■ What is expected ■
Go through the entries one line at a time, and gather every line that has the word "Homarr".

■ Excerpts from an interface dataset ■
—————
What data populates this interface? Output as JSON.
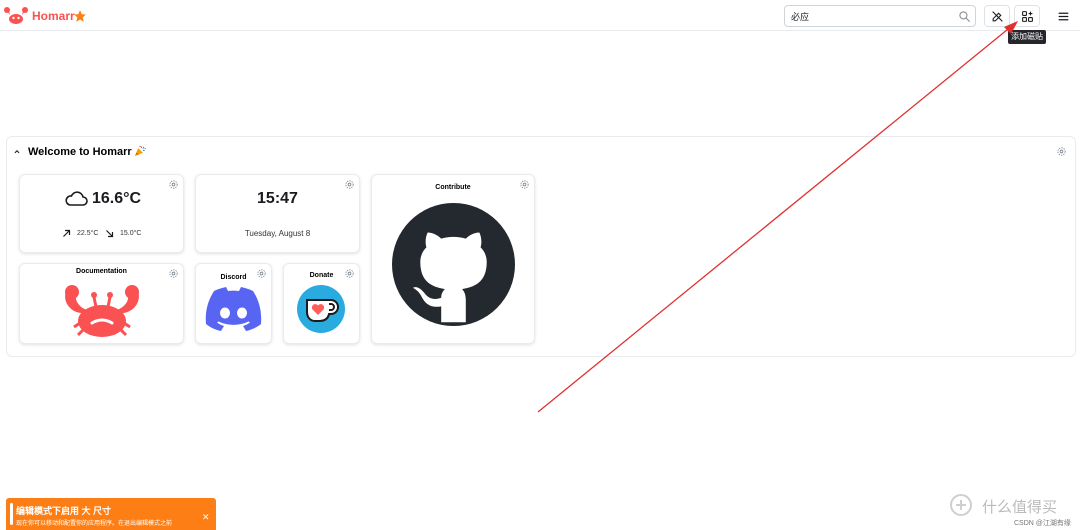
{
  "header": {
    "brand": "Homarr",
    "search": {
      "value": "必应",
      "placeholder": ""
    },
    "tooltip": "添加磁贴"
  },
  "category": {
    "title": "Welcome to Homarr"
  },
  "weather": {
    "temperature": "16.6°C",
    "high": "22.5°C",
    "low": "15.0°C"
  },
  "clock": {
    "time": "15:47",
    "date": "Tuesday, August 8"
  },
  "tiles": {
    "contribute": "Contribute",
    "documentation": "Documentation",
    "discord": "Discord",
    "donate": "Donate"
  },
  "toast": {
    "title": "编辑模式下启用 大 尺寸",
    "body": "现在你可以移动和配置你的应用程序。在退出编辑模式之前"
  },
  "watermark": {
    "site": "什么值得买",
    "credit": "CSDN @江湖有缘"
  },
  "colors": {
    "brand": "#fa5252",
    "star": "#fd7e14",
    "toast": "#fd7e14",
    "arrow": "#e03131",
    "discord": "#5865f2",
    "kofi": "#29abe0",
    "github": "#24292f"
  }
}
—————
■ Result ■
    "brand": "Homarr",
    "title": "Welcome to Homarr"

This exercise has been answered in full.